When she speaks of William London, she is, by virtue of insinuation, speaking of Father Flynn. She adheres to the notion that only the guilty flinch and are disconcerted when accused of having done something wrong. Since Father Flynn shudders at her unwavering suppositions, she assumes, without consideration, that he is lying, and thus guilty of bringing about an “improper” relationship with the vulnerable Donald Muller. She is of the understanding that intuition and faith are infallible guides that facilitate the discovery of truth. She is blinded by her deeply entrenched beliefs about human nature and behavior, and because of this, she refuses to see the possible innocence and humanity in Father Flynn until the very end, when she laments, “I have doubts! I have such Doubts!” In conjunction with her ultimate adoption of doubt, it could even be said that she begins to doubt her religious faith and vocation in general.
In his revealing preface, Shanley expresses his notions of certainty and uncertainty: “Doubt requires more courage than conviction does, and more energy; because conviction is a resting place and doubt is infinite—it is a passionate exercise” (ix). Doubt, he explains, has a dynamic, malleable nature that allows for change and growth, while certainty is an emotionally expedient refuge for those who are too scared to admit that they, in reality, “don’t know…anything”. Father Flynn, coinciding with this perception of obstinate sureness, says to Sister Aloysius, “even if you feel certainty, it is an emotion and not a fact” (55). Hypocritically, Sister Aloysius preaches emotional disconnectedness and concrete logic, when she does not practice them herself. While it can be said that Father Flynn and Sister James evidently represent doubt and Sister Aloysius certainty, it is unquestionable that Shanley does not endeavor to predispose an individual to favoring one side over the other.
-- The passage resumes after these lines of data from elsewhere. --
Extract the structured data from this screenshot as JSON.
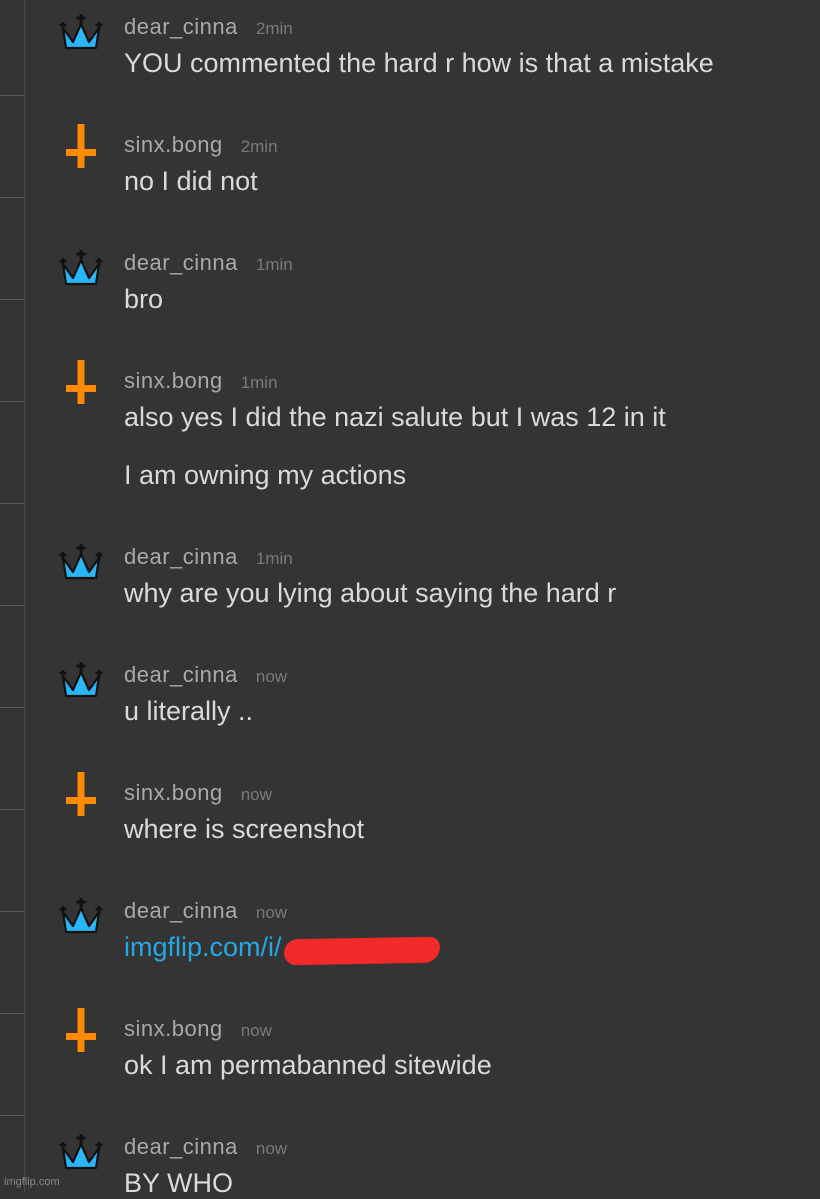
{
  "messages": [
    {
      "user": "dear_cinna",
      "avatar": "crown-icon",
      "time": "2min",
      "lines": [
        "YOU commented the hard r how is that a mistake"
      ]
    },
    {
      "user": "sinx.bong",
      "avatar": "inverted-cross-icon",
      "time": "2min",
      "lines": [
        "no I did not"
      ]
    },
    {
      "user": "dear_cinna",
      "avatar": "crown-icon",
      "time": "1min",
      "lines": [
        "bro"
      ]
    },
    {
      "user": "sinx.bong",
      "avatar": "inverted-cross-icon",
      "time": "1min",
      "lines": [
        "also yes I did the nazi salute but I was 12 in it",
        "I am owning my actions"
      ]
    },
    {
      "user": "dear_cinna",
      "avatar": "crown-icon",
      "time": "1min",
      "lines": [
        "why are you lying about saying the hard r"
      ]
    },
    {
      "user": "dear_cinna",
      "avatar": "crown-icon",
      "time": "now",
      "lines": [
        "u literally .."
      ]
    },
    {
      "user": "sinx.bong",
      "avatar": "inverted-cross-icon",
      "time": "now",
      "lines": [
        "where is screenshot"
      ]
    },
    {
      "user": "dear_cinna",
      "avatar": "crown-icon",
      "time": "now",
      "link": "imgflip.com/i/"
    },
    {
      "user": "sinx.bong",
      "avatar": "inverted-cross-icon",
      "time": "now",
      "lines": [
        "ok I am permabanned sitewide"
      ]
    },
    {
      "user": "dear_cinna",
      "avatar": "crown-icon",
      "time": "now",
      "lines": [
        "BY WHO"
      ]
    }
  ],
  "watermark": "imgflip.com",
  "colors": {
    "background": "#343434",
    "username": "#a9a9a9",
    "timestamp": "#7a7a7a",
    "text": "#dadada",
    "link": "#26a8e6",
    "crown": "#29b6f6",
    "cross": "#ff8a00",
    "redaction": "#f22a2a"
  }
}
He prevents one from establishing pat conclusions about the characters, their motives, and the validity of their arguments. In doing this, he creates an interactive experience for the reader and audience member; the play is, in large part, a reflection of oneself and one’s core beliefs, and therefore, interpretations will vary from person to person. One thing, however, is certain with regard to verdict and truth: “There is no last word. That’s the silence under the chatter of our time”. Doubt warns us not to lose sight of the truth by seeing only what we expect or hope to see. Rather than admonishing suspicion, it admonishes lack of humility and the ability to view things through a different lens.